Gulf Coast Bird Observatory has received a grant to do a comprehensive search for the Ivory-billed Woodpecker in Texas. On Saturday I attended an orientation meeting for volunteers at the Big Thicket Field Research Station in Saratoga. John Arvin led the meeting, which was very informative. One of the attendees was John Dennis, son of ornithologist John V. Dennis, who had searched for Ivory-bills back in the 1960s, and had reported sightings in the Big Thicket.
A substantial part of the discussion focused on what we know and don't know about Ivory-bills. there is considerable uncertainty about the bird's habits. What we do know is mostly derived from the journals of 19th century naturalists, such as Audubon, and the work done by James Tanner, who studied the tiny population of birds in the Singer Tract.
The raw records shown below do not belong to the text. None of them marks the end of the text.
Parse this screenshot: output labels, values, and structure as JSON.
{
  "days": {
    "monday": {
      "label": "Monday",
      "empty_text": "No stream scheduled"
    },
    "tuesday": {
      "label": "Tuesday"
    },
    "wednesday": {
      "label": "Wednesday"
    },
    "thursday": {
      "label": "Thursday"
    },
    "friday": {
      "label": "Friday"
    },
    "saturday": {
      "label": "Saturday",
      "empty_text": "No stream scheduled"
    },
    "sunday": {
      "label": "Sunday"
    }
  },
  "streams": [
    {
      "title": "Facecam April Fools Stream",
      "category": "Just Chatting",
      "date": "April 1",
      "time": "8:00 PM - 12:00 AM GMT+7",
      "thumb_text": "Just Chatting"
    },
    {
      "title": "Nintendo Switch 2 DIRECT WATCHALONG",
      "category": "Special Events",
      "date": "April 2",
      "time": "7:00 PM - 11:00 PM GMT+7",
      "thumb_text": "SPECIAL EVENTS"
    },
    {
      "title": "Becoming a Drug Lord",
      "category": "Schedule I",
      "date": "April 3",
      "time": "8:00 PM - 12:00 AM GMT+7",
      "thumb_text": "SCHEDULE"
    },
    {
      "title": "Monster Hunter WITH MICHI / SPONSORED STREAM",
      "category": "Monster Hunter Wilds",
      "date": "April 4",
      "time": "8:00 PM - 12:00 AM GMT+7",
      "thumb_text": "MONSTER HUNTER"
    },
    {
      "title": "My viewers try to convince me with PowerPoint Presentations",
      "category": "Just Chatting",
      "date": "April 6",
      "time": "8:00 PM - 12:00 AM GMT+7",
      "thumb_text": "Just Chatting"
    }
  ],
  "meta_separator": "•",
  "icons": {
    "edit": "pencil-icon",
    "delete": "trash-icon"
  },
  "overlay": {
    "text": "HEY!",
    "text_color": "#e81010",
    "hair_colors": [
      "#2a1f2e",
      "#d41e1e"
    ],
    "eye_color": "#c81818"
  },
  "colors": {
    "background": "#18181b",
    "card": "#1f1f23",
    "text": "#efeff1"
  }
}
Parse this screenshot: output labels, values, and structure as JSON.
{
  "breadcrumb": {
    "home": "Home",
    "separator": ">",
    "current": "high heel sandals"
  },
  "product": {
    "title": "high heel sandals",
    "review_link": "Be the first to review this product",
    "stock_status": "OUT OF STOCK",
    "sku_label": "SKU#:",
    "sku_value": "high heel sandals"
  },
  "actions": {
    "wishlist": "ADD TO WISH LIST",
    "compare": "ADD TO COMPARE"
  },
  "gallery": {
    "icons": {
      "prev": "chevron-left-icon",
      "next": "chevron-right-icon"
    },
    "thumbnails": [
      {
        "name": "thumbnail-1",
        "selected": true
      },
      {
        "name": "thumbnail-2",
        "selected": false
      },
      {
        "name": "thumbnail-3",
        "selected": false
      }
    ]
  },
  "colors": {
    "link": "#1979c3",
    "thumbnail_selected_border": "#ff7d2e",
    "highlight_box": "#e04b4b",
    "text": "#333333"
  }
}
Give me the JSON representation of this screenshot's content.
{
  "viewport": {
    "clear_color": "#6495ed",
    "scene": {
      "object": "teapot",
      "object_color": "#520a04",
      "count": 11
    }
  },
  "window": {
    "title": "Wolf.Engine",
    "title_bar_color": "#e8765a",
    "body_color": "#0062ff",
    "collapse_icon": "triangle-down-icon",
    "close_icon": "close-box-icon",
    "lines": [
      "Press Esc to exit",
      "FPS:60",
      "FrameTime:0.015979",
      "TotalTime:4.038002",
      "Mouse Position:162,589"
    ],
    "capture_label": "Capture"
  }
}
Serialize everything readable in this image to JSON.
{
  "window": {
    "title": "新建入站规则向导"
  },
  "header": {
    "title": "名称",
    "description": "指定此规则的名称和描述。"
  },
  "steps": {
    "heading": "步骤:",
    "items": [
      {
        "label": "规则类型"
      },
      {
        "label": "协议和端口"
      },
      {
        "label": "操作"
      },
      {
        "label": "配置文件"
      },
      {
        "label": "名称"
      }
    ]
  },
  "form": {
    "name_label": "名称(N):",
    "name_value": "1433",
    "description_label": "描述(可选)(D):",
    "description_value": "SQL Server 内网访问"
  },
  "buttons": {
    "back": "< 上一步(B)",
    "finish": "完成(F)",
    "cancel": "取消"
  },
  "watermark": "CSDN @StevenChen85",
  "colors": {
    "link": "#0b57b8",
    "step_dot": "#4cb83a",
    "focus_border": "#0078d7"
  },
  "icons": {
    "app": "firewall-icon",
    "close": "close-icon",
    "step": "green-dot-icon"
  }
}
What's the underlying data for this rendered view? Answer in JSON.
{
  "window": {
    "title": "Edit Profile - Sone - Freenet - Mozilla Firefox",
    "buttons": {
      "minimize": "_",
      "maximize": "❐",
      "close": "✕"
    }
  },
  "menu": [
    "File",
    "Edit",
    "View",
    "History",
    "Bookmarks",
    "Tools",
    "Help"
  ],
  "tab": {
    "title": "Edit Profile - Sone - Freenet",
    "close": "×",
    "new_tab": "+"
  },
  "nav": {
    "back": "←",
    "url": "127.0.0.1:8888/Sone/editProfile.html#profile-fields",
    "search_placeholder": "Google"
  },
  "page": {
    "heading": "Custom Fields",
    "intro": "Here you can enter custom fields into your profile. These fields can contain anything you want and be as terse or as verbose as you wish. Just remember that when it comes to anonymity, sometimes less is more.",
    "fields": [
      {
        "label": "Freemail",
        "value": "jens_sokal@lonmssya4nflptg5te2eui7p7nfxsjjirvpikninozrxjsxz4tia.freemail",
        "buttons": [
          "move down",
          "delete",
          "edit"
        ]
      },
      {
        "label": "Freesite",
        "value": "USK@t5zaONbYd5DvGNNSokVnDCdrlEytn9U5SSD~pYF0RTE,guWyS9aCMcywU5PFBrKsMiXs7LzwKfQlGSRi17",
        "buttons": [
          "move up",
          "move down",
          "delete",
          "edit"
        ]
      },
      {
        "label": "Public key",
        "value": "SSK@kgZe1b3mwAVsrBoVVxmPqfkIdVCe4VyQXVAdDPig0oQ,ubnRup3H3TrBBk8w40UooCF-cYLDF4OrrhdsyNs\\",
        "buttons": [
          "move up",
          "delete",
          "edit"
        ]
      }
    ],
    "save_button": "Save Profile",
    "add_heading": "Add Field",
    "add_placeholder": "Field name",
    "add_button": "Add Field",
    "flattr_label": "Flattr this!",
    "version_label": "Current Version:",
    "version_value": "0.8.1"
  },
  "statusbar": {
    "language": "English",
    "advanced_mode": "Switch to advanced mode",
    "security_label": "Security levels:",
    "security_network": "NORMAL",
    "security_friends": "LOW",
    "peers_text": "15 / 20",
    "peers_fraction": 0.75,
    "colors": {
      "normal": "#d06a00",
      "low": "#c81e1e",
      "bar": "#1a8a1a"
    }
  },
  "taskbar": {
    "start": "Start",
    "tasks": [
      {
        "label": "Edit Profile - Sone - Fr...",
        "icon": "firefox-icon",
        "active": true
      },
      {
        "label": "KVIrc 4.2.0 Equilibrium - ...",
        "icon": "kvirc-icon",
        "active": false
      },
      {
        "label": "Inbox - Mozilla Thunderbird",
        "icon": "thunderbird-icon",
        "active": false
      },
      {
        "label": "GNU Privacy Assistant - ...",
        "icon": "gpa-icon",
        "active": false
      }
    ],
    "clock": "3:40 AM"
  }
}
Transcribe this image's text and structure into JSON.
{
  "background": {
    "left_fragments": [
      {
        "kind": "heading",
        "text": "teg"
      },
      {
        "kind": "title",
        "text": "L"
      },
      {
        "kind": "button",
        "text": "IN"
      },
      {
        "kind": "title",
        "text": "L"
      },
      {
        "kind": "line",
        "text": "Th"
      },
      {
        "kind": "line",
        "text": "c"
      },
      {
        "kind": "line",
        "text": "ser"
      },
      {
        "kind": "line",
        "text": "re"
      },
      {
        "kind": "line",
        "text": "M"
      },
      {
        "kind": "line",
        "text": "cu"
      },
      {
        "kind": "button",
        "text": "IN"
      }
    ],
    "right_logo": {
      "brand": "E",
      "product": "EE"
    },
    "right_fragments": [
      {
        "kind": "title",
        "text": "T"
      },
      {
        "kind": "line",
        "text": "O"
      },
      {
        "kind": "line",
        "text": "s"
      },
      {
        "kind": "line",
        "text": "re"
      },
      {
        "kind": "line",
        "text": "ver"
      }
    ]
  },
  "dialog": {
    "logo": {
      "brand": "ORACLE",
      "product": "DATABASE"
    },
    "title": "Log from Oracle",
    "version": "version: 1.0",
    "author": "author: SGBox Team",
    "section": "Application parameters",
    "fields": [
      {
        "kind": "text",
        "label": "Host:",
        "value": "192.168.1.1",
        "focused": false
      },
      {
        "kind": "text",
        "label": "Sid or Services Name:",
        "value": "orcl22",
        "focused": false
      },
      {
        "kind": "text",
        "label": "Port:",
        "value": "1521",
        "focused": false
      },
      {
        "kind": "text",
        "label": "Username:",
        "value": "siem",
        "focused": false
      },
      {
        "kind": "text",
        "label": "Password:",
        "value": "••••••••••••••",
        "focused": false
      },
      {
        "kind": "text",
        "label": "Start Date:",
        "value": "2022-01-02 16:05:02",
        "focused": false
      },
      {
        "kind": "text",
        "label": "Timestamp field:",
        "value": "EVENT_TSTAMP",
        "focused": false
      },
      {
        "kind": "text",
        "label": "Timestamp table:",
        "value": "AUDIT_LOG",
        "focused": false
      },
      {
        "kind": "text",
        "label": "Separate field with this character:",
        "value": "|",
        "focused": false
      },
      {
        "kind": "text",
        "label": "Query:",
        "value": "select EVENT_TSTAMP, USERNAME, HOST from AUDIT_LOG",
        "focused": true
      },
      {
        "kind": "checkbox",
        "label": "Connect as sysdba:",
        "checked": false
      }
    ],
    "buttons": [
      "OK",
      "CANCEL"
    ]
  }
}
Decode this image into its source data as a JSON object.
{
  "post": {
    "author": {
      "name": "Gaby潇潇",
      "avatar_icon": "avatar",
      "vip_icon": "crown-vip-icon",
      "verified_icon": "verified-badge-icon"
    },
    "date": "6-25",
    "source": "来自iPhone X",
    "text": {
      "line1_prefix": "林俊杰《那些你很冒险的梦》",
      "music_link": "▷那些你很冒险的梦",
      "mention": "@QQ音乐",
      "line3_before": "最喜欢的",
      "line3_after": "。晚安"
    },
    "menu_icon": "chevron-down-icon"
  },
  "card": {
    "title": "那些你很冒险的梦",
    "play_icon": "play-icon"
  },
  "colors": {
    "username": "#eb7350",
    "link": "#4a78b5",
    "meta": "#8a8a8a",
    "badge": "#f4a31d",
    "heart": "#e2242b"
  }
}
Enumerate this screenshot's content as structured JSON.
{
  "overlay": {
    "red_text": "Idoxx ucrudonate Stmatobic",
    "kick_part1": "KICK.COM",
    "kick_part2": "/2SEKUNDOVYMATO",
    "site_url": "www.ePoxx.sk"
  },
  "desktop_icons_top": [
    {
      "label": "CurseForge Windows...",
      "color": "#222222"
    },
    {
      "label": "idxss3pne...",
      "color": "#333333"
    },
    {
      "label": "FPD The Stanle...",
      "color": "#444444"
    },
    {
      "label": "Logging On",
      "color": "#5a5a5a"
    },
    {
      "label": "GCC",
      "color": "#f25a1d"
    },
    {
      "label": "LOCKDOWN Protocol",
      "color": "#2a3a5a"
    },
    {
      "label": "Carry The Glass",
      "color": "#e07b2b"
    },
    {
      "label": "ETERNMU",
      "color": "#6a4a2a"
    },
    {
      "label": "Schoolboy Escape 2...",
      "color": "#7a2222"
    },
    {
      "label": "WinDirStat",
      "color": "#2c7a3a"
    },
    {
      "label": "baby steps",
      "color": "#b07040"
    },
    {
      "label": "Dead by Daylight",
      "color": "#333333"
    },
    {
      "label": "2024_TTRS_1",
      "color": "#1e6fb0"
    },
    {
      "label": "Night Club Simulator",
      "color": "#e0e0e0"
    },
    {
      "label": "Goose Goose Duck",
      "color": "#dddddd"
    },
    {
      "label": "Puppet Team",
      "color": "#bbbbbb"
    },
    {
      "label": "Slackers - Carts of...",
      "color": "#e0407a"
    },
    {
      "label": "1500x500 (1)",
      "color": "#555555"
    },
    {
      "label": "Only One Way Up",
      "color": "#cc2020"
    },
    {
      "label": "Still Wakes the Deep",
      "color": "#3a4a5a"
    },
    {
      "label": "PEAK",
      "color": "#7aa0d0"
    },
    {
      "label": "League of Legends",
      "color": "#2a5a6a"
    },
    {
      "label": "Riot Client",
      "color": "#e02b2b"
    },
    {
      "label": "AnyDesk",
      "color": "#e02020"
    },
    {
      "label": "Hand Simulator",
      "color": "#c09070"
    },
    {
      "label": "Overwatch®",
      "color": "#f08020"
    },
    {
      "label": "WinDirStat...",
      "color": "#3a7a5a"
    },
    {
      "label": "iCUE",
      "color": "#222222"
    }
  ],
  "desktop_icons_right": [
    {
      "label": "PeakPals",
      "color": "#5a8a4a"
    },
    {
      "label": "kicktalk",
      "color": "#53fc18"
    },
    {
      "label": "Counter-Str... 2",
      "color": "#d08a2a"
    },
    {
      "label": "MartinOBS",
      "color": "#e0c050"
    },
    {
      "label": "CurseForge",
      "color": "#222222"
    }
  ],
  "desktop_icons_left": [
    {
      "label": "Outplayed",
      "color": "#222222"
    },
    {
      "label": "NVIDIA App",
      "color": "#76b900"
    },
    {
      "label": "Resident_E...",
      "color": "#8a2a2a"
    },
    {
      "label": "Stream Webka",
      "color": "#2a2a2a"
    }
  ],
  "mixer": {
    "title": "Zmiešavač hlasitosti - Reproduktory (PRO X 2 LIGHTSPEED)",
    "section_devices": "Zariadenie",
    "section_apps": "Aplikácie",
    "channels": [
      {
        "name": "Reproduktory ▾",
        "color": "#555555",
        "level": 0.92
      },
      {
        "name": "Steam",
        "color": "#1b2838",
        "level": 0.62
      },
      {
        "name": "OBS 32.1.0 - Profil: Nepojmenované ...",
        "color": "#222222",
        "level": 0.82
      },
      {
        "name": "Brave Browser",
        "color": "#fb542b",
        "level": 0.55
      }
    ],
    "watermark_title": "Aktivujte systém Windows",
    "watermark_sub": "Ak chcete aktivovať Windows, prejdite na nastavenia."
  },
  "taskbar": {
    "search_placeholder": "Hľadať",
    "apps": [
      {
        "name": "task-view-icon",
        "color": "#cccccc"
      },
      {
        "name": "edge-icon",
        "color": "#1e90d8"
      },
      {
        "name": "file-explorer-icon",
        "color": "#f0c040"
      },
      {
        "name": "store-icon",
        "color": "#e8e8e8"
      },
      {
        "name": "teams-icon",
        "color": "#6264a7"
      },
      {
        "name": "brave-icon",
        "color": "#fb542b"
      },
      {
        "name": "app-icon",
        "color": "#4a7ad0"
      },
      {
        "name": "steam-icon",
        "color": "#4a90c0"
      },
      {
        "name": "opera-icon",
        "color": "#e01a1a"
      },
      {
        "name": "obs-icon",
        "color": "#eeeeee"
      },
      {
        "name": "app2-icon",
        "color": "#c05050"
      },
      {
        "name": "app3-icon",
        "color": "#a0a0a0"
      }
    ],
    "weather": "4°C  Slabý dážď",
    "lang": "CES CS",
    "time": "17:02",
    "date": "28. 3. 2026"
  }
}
It is unknown whether Tanner's findings hold true for the Ivory-bill in other parts of its range, and there is the danger of extrapolating too much from limited information.
Some of the historic literature appears to contradict the recent experience in Arkansas. Ornithologists of the 19th and early 20th centuries seemed to have little trouble finding Ivory-bills where they were present. They described the birds as sociable and loudly vocal, traits which made them relatively easy to locate (and shoot). Contrast this with the almost impossibly wary and quiet bird(s) in Arkansas.
The continuing search in Arkansas was a hot topic. We endured an extended pixel-by-pixel analysis of the Luneau video, which has become the Zapruder film of Ivory-bill searchers. I'm still unconvinced that the bird in the video - one of the worst videos ever made - is anything more than a blurry Pileated Woodpecker. And we learned that results of this past field season in Arkansas are unlikely to end the controversy. Word is out that no conclusive evidence was found, despite a massive effort.
Different people at the meeting had differing ideas of what constitutes solid evidence. Some put their faith in recordings of "kent" calls and double-raps. Others see a smoking gun in physical evidence such as bark scaling and large cavity excavation. Personally I don't find any of the auditory and physical evidence compelling by itself, because in every instance there are other possible explanations for the phenomena. I've heard Blue Jays that sound like Ivory-bills, and there are other woodpecker and mammal species that engage in bark stripping. I'm a skeptic and I want definitive proof. Give me one good photograph, or a documented sighting (with full details) by multiple qualified observers.
On Sunday morning I walked Timber Slough Road in the Jack Gore Baygall Unit of the Big Thicket Preserve with John Arvin and some of the other volunteers. The road had been cleared since the hurricane, and was in good condition - we went almost as far as the river before turning back. It was an opportunity to see some of the best accessible habitat and how it had been been effected by the hurricane. We didn't expect to find any Ivory-bills, but who knows?
Hurricane Rita had damaged and knocked down many large trees, opening up the forest. Woodpecker workings were hard to identify amid the wreckage - we saw many trunks that had been stripped of bark where falling trees had struck them. Many of the trees still standing were dead, and for the next few years the abundance of snags and rotting timber should produce a feeding bonanza for woodpeckers. During my walk I counted about 15 Pileated Woodpeckers, also lesser numbers of Red-bellied and Downy Woodpeckers. No Ivory-billed Woodpecker (sigh).
Birding was good along Timber Slough Road, with relatively few bothersome insects. Highlights included a Swallow-tailed Kite and the first White-breasted Nuthatch I've ever seen in Southeast Texas (also the first one I've ever seen in a bald cypress). Birds were singing everywhere, with 3 species of vireos and at least 7 species of warblers. In areas of pine and cypress we had several Yellow-throated Warblers on territory. Two Magnolia Warblers and a Yellow Warbler were migrants south of their breeding ranges. Here's a photo of a Summer Tanager taken in a baygall beside the road.